Clashes on several fronts jeopardise truce in Yemen

Friday 08/04/2016
Continued military action reduces chances of holding forthcoming dialogue in Kuwait

ADEN (Yemen) - Loyalists and rebels have clashed on several fronts in Yemen, officials said Tuesday, the second day of a UN-brokered ceasefire the insurgents are warning is in jeopardy, less than a week before peace talks.

Forces loyal to President Abedrabbo Mansour Hadi fought with the Shiite Huthi rebels in the province of Marib, east and north of the rebel-held capital Sanaa, officials said.

The rebels and their allies loyal to ousted president Ali Abdullah Saleh advanced overnight in the area of Sarwah, in Marib, wresting control of two hills, a military official said.

The Saudi-led coalition, which launched a military campaign against the Iran-backed rebels last year, had described violations on Monday as "minor".

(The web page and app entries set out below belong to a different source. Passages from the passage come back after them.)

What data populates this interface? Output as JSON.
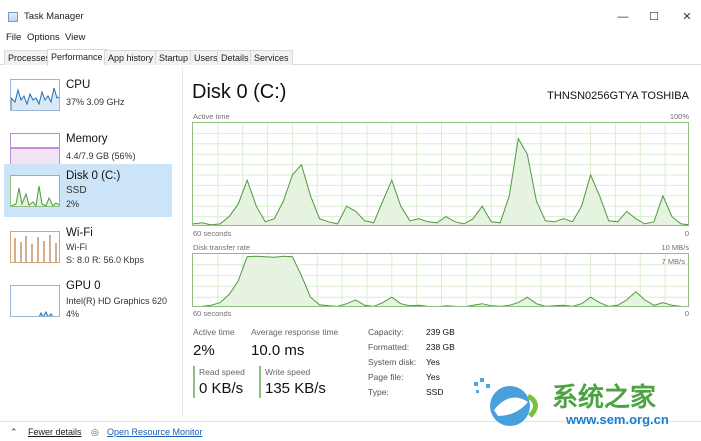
{
  "window": {
    "title": "Task Manager",
    "minimize_glyph": "—",
    "maximize_glyph": "☐",
    "close_glyph": "✕"
  },
  "menu": [
    "File",
    "Options",
    "View"
  ],
  "tabs": [
    {
      "label": "Processes",
      "active": false
    },
    {
      "label": "Performance",
      "active": true
    },
    {
      "label": "App history",
      "active": false
    },
    {
      "label": "Startup",
      "active": false
    },
    {
      "label": "Users",
      "active": false
    },
    {
      "label": "Details",
      "active": false
    },
    {
      "label": "Services",
      "active": false
    }
  ],
  "sidebar": {
    "items": [
      {
        "name": "CPU",
        "line1": "37%  3.09 GHz",
        "line2": "",
        "selected": false,
        "color": "#1f6fb5"
      },
      {
        "name": "Memory",
        "line1": "4.4/7.9 GB (56%)",
        "line2": "",
        "selected": false,
        "color": "#8b2fa8"
      },
      {
        "name": "Disk 0 (C:)",
        "line1": "SSD",
        "line2": "2%",
        "selected": true,
        "color": "#4e9a3b"
      },
      {
        "name": "Wi-Fi",
        "line1": "Wi-Fi",
        "line2": "S: 8.0  R: 56.0 Kbps",
        "selected": false,
        "color": "#a65f1c"
      },
      {
        "name": "GPU 0",
        "line1": "Intel(R) HD Graphics 620",
        "line2": "4%",
        "selected": false,
        "color": "#1f6fb5"
      }
    ]
  },
  "disk": {
    "title": "Disk 0 (C:)",
    "model": "THNSN0256GTYA TOSHIBA",
    "graph1": {
      "top_left": "Active time",
      "top_right": "100%",
      "bottom_left": "60 seconds",
      "bottom_right": "0",
      "levels": [
        0.03,
        0.04,
        0.02,
        0.03,
        0.1,
        0.22,
        0.45,
        0.2,
        0.05,
        0.08,
        0.25,
        0.5,
        0.6,
        0.3,
        0.08,
        0.05,
        0.03,
        0.2,
        0.15,
        0.06,
        0.04,
        0.25,
        0.45,
        0.2,
        0.06,
        0.08,
        0.05,
        0.04,
        0.1,
        0.05,
        0.03,
        0.08,
        0.2,
        0.05,
        0.04,
        0.3,
        0.85,
        0.7,
        0.25,
        0.06,
        0.05,
        0.08,
        0.05,
        0.2,
        0.5,
        0.3,
        0.06,
        0.05,
        0.15,
        0.08,
        0.03,
        0.05,
        0.3,
        0.1,
        0.03,
        0.02
      ]
    },
    "graph2": {
      "top_left": "Disk transfer rate",
      "top_right": "10 MB/s",
      "scale_mark": "7 MB/s",
      "bottom_left": "60 seconds",
      "bottom_right": "0",
      "levels": [
        0.02,
        0.03,
        0.05,
        0.1,
        0.25,
        0.5,
        0.95,
        0.96,
        0.95,
        0.94,
        0.96,
        0.95,
        0.6,
        0.2,
        0.06,
        0.04,
        0.03,
        0.08,
        0.15,
        0.05,
        0.03,
        0.1,
        0.2,
        0.08,
        0.04,
        0.05,
        0.03,
        0.02,
        0.04,
        0.03,
        0.02,
        0.05,
        0.08,
        0.04,
        0.03,
        0.05,
        0.1,
        0.2,
        0.08,
        0.03,
        0.04,
        0.05,
        0.03,
        0.08,
        0.2,
        0.1,
        0.03,
        0.05,
        0.15,
        0.3,
        0.15,
        0.05,
        0.1,
        0.05,
        0.03,
        0.02
      ]
    },
    "stats": {
      "active_time_label": "Active time",
      "active_time_value": "2%",
      "response_label": "Average response time",
      "response_value": "10.0 ms",
      "read_label": "Read speed",
      "read_value": "0 KB/s",
      "write_label": "Write speed",
      "write_value": "135 KB/s"
    },
    "info": [
      {
        "label": "Capacity:",
        "value": "239 GB"
      },
      {
        "label": "Formatted:",
        "value": "238 GB"
      },
      {
        "label": "System disk:",
        "value": "Yes"
      },
      {
        "label": "Page file:",
        "value": "Yes"
      },
      {
        "label": "Type:",
        "value": "SSD"
      }
    ]
  },
  "footer": {
    "fewer_details": "Fewer details",
    "open_monitor": "Open Resource Monitor"
  },
  "watermark": {
    "brand": "系统之家",
    "url": "www.sem.org.cn"
  },
  "colors": {
    "accent_disk": "#4e9a3b",
    "graph_fill": "#e6f3e0",
    "link": "#1a5fb4",
    "selection": "#cce4f7"
  }
}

Seven soldiers have been killed and 15 others wounded in Sarwah in rebel attacks since the ceasefire entered into force at midnight between Sunday and Monday, the official said.

There were also clashes in Nihm, northeast of Sanaa, military officials said, while rebels said they confronted an attack by Hadi's forces in the area.

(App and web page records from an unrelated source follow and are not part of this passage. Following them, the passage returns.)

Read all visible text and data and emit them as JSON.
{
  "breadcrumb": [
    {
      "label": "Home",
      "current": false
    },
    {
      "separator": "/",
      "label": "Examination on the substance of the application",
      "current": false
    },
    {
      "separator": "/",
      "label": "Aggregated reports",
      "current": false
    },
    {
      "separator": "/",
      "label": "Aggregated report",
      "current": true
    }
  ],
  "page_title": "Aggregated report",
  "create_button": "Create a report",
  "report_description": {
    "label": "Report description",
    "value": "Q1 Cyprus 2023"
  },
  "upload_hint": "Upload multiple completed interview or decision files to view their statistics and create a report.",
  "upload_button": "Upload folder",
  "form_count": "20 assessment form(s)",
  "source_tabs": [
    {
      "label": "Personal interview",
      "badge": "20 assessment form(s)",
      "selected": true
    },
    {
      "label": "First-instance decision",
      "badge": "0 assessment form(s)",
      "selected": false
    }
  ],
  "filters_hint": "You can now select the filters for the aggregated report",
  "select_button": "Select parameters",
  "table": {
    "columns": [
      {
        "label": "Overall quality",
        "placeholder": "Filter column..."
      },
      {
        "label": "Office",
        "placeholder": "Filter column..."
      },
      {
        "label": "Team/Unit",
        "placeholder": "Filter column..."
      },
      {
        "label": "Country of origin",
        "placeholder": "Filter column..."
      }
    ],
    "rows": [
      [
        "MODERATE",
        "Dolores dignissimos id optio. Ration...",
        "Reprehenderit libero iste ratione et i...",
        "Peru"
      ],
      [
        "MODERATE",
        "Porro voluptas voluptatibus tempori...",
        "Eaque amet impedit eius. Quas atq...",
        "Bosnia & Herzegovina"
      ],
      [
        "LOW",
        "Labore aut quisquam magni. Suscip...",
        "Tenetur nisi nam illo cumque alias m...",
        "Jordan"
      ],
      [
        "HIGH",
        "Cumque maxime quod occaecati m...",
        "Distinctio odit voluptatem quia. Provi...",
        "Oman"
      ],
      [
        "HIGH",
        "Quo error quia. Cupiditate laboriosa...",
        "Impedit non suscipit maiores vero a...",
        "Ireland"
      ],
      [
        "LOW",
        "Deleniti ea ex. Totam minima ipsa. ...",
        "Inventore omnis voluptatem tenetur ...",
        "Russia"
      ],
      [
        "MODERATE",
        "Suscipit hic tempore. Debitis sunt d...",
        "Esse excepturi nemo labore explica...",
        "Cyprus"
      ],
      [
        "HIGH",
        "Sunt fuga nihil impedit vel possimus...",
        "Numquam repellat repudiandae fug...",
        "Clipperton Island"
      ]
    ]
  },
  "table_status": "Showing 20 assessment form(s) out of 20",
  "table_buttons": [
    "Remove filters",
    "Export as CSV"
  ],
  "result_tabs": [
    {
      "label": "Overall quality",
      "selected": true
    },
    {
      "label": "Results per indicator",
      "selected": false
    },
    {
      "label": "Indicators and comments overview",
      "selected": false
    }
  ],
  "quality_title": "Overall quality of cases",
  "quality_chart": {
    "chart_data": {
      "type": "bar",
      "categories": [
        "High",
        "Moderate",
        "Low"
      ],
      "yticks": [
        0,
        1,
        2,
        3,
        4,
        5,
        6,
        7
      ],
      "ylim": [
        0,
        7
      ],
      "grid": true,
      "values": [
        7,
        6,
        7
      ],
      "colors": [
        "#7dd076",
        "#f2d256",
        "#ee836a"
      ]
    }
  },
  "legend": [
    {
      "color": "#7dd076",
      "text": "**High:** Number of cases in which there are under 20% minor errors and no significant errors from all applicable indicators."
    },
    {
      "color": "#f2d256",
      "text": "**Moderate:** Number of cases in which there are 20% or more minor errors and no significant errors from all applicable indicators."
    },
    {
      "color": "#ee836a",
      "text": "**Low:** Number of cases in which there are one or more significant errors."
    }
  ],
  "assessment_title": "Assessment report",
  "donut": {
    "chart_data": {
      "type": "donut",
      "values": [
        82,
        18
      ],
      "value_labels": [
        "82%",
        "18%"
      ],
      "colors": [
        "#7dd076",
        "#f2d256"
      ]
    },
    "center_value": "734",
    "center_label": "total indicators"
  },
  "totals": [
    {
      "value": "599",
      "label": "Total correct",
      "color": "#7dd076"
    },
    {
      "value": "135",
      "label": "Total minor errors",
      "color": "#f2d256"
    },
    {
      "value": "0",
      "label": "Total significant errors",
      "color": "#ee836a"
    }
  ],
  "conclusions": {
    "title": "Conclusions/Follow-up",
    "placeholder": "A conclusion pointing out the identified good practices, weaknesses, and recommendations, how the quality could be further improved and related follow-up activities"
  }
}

The rebels said Monday that pro-government forces were behind 39 violations of the truce, including attacks in Taez and the central province of Baida.

They also said warplanes belonging to the Saudi-led coalition flew sorties over several areas of Yemen despite the ceasefire.

Meanwhile, a soldier was killed and nine others wounded in a rebel attack on an army base near the southern city of Baihan which borders Marib province.

Rebel spokesman Mohammed Abdulsalam warned in a statement on Facebook that "continued military action endangers the peace process and reduce the chances of holding the forthcoming dialogue" in Kuwait.

But violations did not seem to discourage the United Nations which is sponsoring peace talks in Kuwait next week.

"The cessation of hostilities seems to be largely holding," UN spokesman Stephane Dujarric said Monday, although he noted that there were "some pockets of violence."

More than 6,300 people have been killed in the war that has worsened the humanitarian crisis, with more than 80 percent of the population on the brink of famine.

The conflict in the impoverished Arabian Peninsula nation has ruined large parts of the country and raised Middle East tensions, with Saudi Arabia and its Sunni allies backing the government and Shiite powerhouse Iran supporting the rebels.

The peace talks are scheduled to take place in Kuwait on April 18.

Elsewhere, a Saudi bomber suspected of belonging to Al-Qaeda killed five soldiers when he detonated his explosive belt Tuesday among army recruits in Aden, the southern city that serves as a temporary capital for the government.

Army and government installations have been the target of several attacks by extremists since pro-government forces drove out Shiite rebels in the summer.

Al-Qaeda and the Islamic State group have taken advantage of the chaos caused by the war between the government and the rebels to strengthen their grip on southern Yemen.

1